All of the entrees were very good, although some were far better than others. The lemon roasted chicken, ordered by my father, was everyone’s favorite. The lemon sauce was nice and bright, clearly made with fresh lemon juice, but it wasn’t so acidic that you were left puckering your lips. The tender, succulent chicken was served atop some of the creamiest whipped potatoes I’ve ever had and alongside steamed vegetables. I think by the end of the night, the rest of us wished we’d ordered the exact same thing.

Photo courtesy of La Jolla Groves on Facebook
(https://www.facebook.com/lajollagroves)

The chicken pot pie was less of a pie and more of a creamy chicken and vegetable filling topped with star-shaped phyllo dough cut-outs and came with a side salad. The filling was very homey and comforting, and the phyllo was crisp and light. The salad was fairly non-descript, but it was a side salad, so we didn’t expect much.

My cheese tortellini left something to be desired. My first few bites seemed extremely delicious; the applewood smoked bacon paired nicely with the sharp, salty fresh parmesan and the fresh garden peas, but the creamy tomato sauce had an odd aftertaste, and the cheese tortellini was akin to something you might buy out of the refrigerated case at the grocery store. I ate everything but wished I’d ordered something different (like, say, the lemon roasted chicken).

Husband ordered the sandwiches, which were the equivalent of fine dining sliders, and the flavors were intense and delicious. They came with a side of crispy, well seasoned hand-cut fries, which were probably the highlight of the entire meal. Sliders are, after all, just sliders.

For dessert we shared two; the orange creme brulee and the chocolate bundt cake. Admittedly, I’d eaten the chocolate bundt cake before, and it’s one of the best chocolate cakes I’ve ever had. With a dark, rich molten center and a few drops of sweet (but not cloying) vanilla sauce on the side, it is the epitome of dessert perfection.
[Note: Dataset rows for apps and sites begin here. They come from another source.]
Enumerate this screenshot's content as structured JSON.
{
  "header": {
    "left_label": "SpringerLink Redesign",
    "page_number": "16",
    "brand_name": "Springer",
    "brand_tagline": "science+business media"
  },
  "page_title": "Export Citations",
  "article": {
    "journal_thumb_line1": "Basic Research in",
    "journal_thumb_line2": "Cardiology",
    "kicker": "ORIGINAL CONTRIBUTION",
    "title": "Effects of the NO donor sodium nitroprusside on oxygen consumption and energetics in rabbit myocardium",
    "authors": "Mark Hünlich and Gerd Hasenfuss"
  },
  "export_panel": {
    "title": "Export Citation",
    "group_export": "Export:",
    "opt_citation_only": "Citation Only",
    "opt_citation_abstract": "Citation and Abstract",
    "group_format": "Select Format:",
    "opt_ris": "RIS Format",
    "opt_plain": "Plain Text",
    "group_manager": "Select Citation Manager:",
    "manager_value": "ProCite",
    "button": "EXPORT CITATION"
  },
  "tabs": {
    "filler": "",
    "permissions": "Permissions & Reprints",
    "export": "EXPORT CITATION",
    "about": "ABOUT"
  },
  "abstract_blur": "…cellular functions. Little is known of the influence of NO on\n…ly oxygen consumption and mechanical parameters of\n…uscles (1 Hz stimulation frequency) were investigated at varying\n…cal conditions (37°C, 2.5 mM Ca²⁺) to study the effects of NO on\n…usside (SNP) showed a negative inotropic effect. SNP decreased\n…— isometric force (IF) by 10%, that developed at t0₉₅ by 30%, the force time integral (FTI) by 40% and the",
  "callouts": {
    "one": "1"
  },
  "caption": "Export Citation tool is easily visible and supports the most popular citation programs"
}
The orange creme brulee had a sweet, citrus flavor and smooth, creamy texture. Both are must haves if you eat at La Jolla Groves.

Unfortunately, one thing overshadowed the deliciousness of the meal and the enjoyment of the ambiance: our server dropped a couple plates on my father’s arm. That, in and of itself, wasn’t too problematic (although salad dressing ended up all over his shirt sleeves and lettuce all over his side of the table). What left a bad taste in our mouths afterward was the lack of compensation. No discount on dinner, no free dessert, no certificate for a return visit. Although the server was extremely apologetic and attended to the situation very quickly, it didn’t entirely make up for what Husband and I considered to be bad customer service. If you drop dishes on one of us, we’d like a free dessert at the least. I don’t think this is unreasonable or out of the ordinary; I daresay most people would expect something similar.

The bill: Undisclosed to Husband and me, although I believe with tax and tip it hovered around $100. To cut down on costs, you can skip the appetizer and only order one dessert to split.

Total score: This is two-part for me. Had the evening gone flawlessly, I would have given them an 8/10, but given the accident, I have to rate them at around 6/10. I am undecided as to whether I will return.